    Dude, I think you could write an entire blog entry based on those questions…

    • Pat Miller

      Hi Crystal – yes, I do think *some* dogs’ behavior can be modified to the point they are “normal.” It depends on a lot of factors, including the motivation for the reactivity, length of time practicing, and how strongly the behavior’s been reinforced. as well as genetic influence and owner skill and commitment to a modification program.

      I suspect Josie, in the blog, is well on her way to full recovery, and a number of my clients report a return to “normalcy” after doing modification work. Of course, that may all depend on how you define “normal.” Many dogs can be generally fine but still react if a dog approaches and invades space rudely. I don’t consider a defensive response to a rude invasion of space to be inappropriate.

  • Lisa Waggoner

    Such fun having you here in the southeast, Pat! Reading your post only makes me wish for more fun. We start a tricks class on 6/14 and we’ll be incorporating shaping into the curriculum. And, of course, it was a blast hanging out with my long time training buds and meeting so many new training friends.

  • Crystal (and Maisy)

    Thanks for the response. 🙂

    I do hope that my dog can become “normal” but both I and our (very, very good) trainer think that Maisy has a genetic predisposition for fear… she’s a puppy mill dog, and had several instances of extreme fear and overly-reactive responses to environmental change as a three to four month old puppy, so it’s quite likely.

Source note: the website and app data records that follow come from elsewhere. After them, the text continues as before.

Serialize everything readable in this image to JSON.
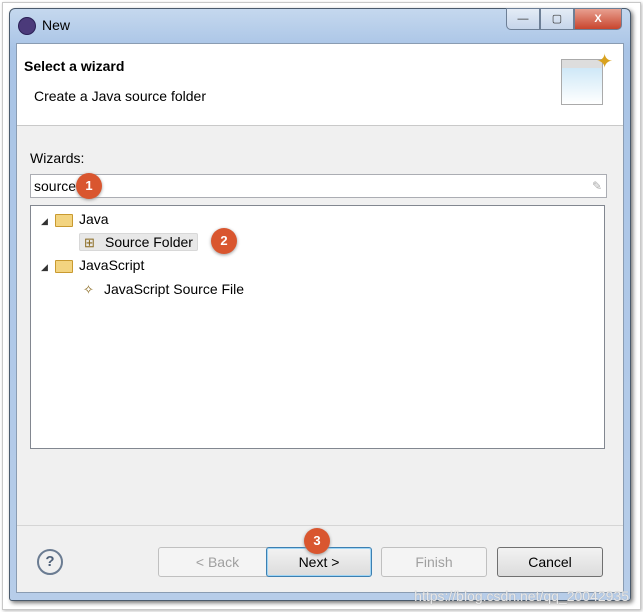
{
  "window": {
    "title": "New",
    "min": "—",
    "max": "▢",
    "close": "X"
  },
  "header": {
    "title": "Select a wizard",
    "description": "Create a Java source folder"
  },
  "wizards_label": "Wizards:",
  "search": {
    "value": "source",
    "clear_icon": "✎"
  },
  "tree": [
    {
      "label": "Java",
      "type": "folder",
      "expanded": true
    },
    {
      "label": "Source Folder",
      "type": "item",
      "selected": true
    },
    {
      "label": "JavaScript",
      "type": "folder",
      "expanded": true
    },
    {
      "label": "JavaScript Source File",
      "type": "item"
    }
  ],
  "badges": [
    "1",
    "2",
    "3"
  ],
  "buttons": {
    "help": "?",
    "back": "< Back",
    "next": "Next >",
    "finish": "Finish",
    "cancel": "Cancel"
  },
  "watermark": "https://blog.csdn.net/qq_20042935",
  "colors": {
    "badge": "#d9562f",
    "default_button_border": "#3c7fb1"
  }
}
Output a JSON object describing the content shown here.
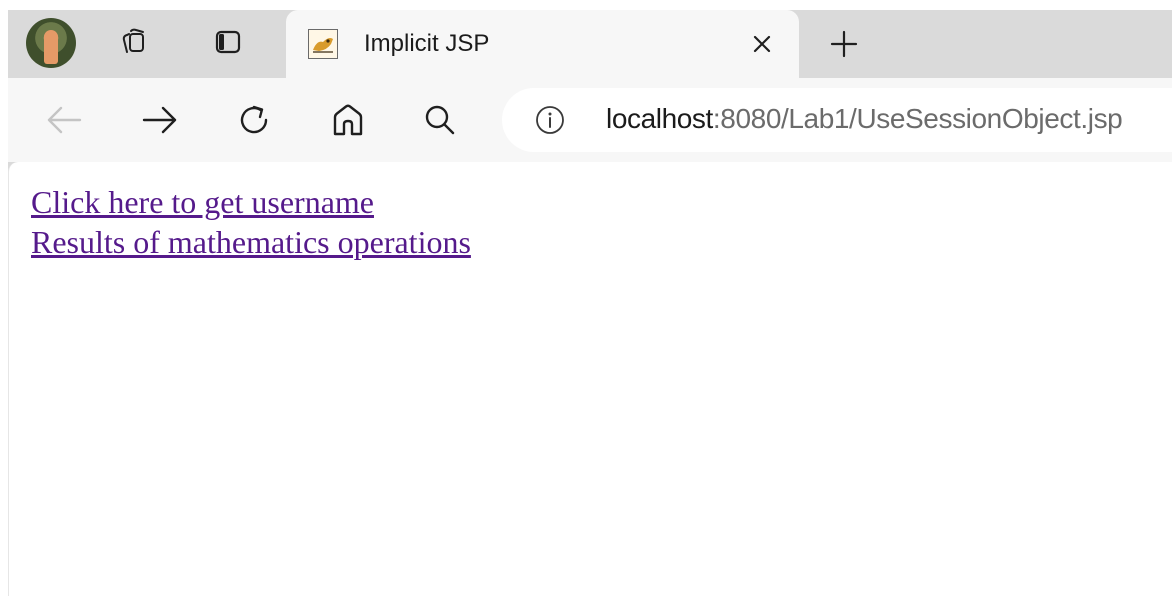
{
  "browser": {
    "tab": {
      "title": "Implicit JSP"
    },
    "address_bar": {
      "host": "localhost",
      "path": ":8080/Lab1/UseSessionObject.jsp"
    },
    "icons": {
      "profile": "profile-avatar",
      "collections": "collections-icon",
      "tab_actions": "tab-actions-icon",
      "favicon": "tomcat-favicon",
      "close_tab": "close-icon",
      "new_tab": "plus-icon",
      "back": "back-arrow-icon",
      "forward": "forward-arrow-icon",
      "refresh": "refresh-icon",
      "home": "home-icon",
      "search": "search-icon",
      "site_info": "info-icon"
    }
  },
  "page": {
    "links": [
      {
        "label": "Click here to get username"
      },
      {
        "label": "Results of mathematics operations"
      }
    ]
  },
  "colors": {
    "visited_link": "#551a8b",
    "tabstrip": "#dadada",
    "toolbar": "#f7f7f7"
  }
}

    I don’t think she’ll ever be normal (whatever that is), but I hope she has a chance to come close. She’s come a long way, and I love her to pieces.

    • Pat Miller

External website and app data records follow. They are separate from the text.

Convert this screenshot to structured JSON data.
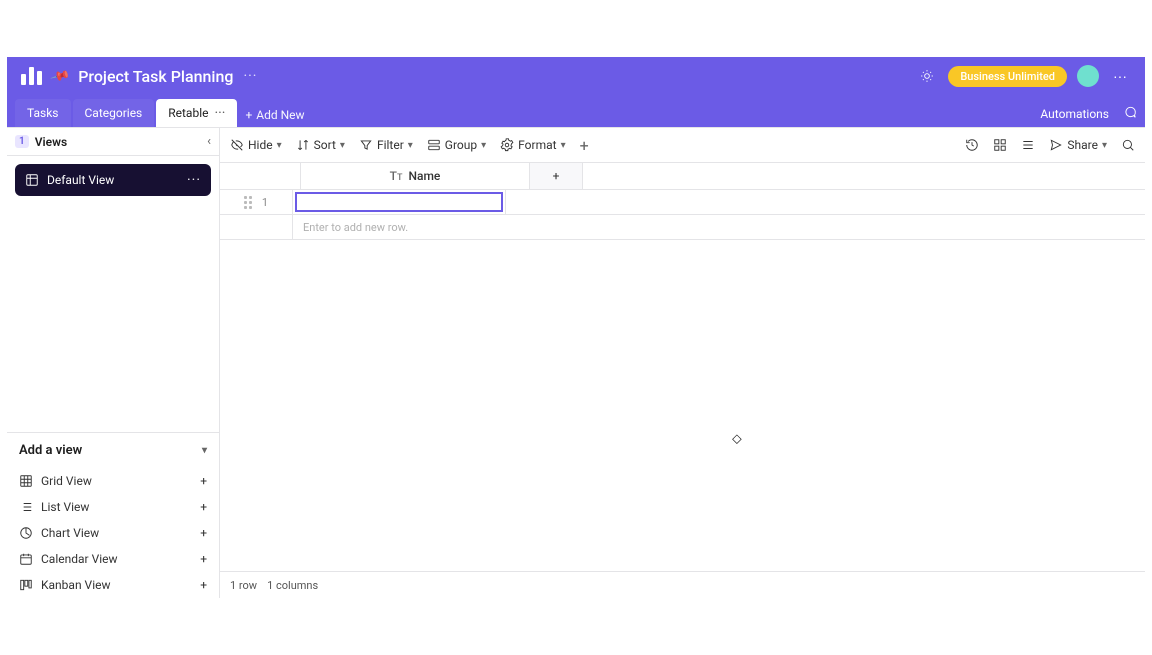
{
  "header": {
    "project_title": "Project Task Planning",
    "badge": "Business Unlimited",
    "avatar_initials": ""
  },
  "tabs": {
    "items": [
      {
        "label": "Tasks"
      },
      {
        "label": "Categories"
      },
      {
        "label": "Retable"
      }
    ],
    "add_new_label": "Add New",
    "automations_label": "Automations"
  },
  "sidebar": {
    "views_label": "Views",
    "views_count": "1",
    "active_view_label": "Default View",
    "add_view_header": "Add a view",
    "view_types": [
      {
        "label": "Grid View",
        "icon": "grid"
      },
      {
        "label": "List View",
        "icon": "list"
      },
      {
        "label": "Chart View",
        "icon": "chart"
      },
      {
        "label": "Calendar View",
        "icon": "calendar"
      },
      {
        "label": "Kanban View",
        "icon": "kanban"
      }
    ]
  },
  "toolbar": {
    "hide": "Hide",
    "sort": "Sort",
    "filter": "Filter",
    "group": "Group",
    "format": "Format",
    "share": "Share"
  },
  "grid": {
    "column_name": "Name",
    "row1_number": "1",
    "row1_value": "",
    "addrow_hint": "Enter to add new row.",
    "status_rows": "1 row",
    "status_cols": "1 columns"
  }
}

      Even when dogs can’t completely recover, they can make a lot of progress in repairing damage done early, and with an understanding and caring human (as I know you are!) they can have a wonderful life. Good luck with your girl!

  • Tracey S

    LOVED the shaping workshop. I wish we could do it again soon.

    Yes, Matsi was a challenge with any body-centered shaping exercises. He’s starting to get it, though. Give the boy a prop, however, and he’s all over it. 🙂

    It was, indeed, a blast getting to hang out with some of my favorite folks and was over WAY too soon.

    I really sharpened my shaping skills and built my confidence in this workshop. Thanks so much, Pat!